We all remember the excitement of the first day of our first job. As grocery store cashiers or waiters or whatever we do, we take pride in our work from day one. That passion makes the reality of death on the job all the more tragic. We can and must do better.
In our own state of Iowa 39 working people died in 2015 from workplace injuries, says the new annual report “Death on the Job: The Toll of Neglect” from the AFL-CIO. All told, 4,821 working people died in the U.S. from job injuries and an estimated 50,000 from chronic occupational illnesses, like black lung and silicosis, caused by exposure to toxic chemicals and dust in the workplace. That’s 150 working people dying every day.
The saddest thing is most, if not all, of these deaths are preventable.
We know what it takes to keep people safe. Working people must be allowed to raise concerns without fear of punishment and job loss. Our elected officials need to take threats seriously and demand solutions to threats posed by toxins and other harmful substances that working people endure.
The evidence tells us that too many companies large and small, left to their own devices, ignore dangerous conditions in favor of their bottom line. Meanwhile working people sometimes will do whatever it takes to provide for ourselves and our families, even work at a job that makes us fear for our lives, especially in times like now when good jobs are scarce.
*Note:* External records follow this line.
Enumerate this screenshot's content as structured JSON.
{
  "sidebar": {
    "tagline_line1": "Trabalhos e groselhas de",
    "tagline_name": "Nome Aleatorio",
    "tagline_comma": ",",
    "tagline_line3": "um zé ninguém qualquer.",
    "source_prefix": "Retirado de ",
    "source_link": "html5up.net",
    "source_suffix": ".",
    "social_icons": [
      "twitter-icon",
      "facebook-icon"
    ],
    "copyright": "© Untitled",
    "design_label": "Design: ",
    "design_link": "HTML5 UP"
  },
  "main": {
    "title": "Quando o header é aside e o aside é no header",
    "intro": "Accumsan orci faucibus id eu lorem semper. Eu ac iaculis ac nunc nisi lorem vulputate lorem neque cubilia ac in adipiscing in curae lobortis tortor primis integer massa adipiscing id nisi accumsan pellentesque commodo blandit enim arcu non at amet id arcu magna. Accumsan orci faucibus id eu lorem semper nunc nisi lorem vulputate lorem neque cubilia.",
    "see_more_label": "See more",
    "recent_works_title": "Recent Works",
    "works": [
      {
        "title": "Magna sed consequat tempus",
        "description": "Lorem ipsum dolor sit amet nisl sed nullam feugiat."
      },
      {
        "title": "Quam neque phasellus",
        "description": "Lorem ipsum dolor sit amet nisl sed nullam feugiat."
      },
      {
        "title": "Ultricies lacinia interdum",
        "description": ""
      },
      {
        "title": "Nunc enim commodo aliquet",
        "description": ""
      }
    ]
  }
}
Working people face serious job hazards in many industries. Construction workers are commonly exposed to deadly silica dust, which causes disabling lung disease and cancer. Simple procedures, like the use of water to suppress the dust, can save someone from a painful death that’s been described as slow-motion suffocation.
Workplace violence is a growing threat, particularly for women, and Latino workers still face higher than average death rates as they are far more likely to work in high-danger jobs.
Let’s challenge ourselves to reduce workplace death to zero, because even one is too many.
We’ll have to pressure our elected officials across Iowa to ensure safety at work. If they don’t listen we’ll fight to elect new leaders who will. We’ll demand stronger workplace safety laws, no matter what the moneyed interests say.
Our lives are too important to be anything less than the top priority.
I hope that at next year’s Workers Memorial Day, there are zero names to read of those who died while at work.
Join us. Let’s educate [ REPORT: aflcio.org/death-on-the-job] our co-workers and friends. Let’s join together to organize and mobilize our workplaces, neighborhoods and communities. Let’s demand safety, and while we’re at it, let’s win fair pay and good benefits, too!
Ken Sagar, President of the Iowa Federation of Labor AFL-CIO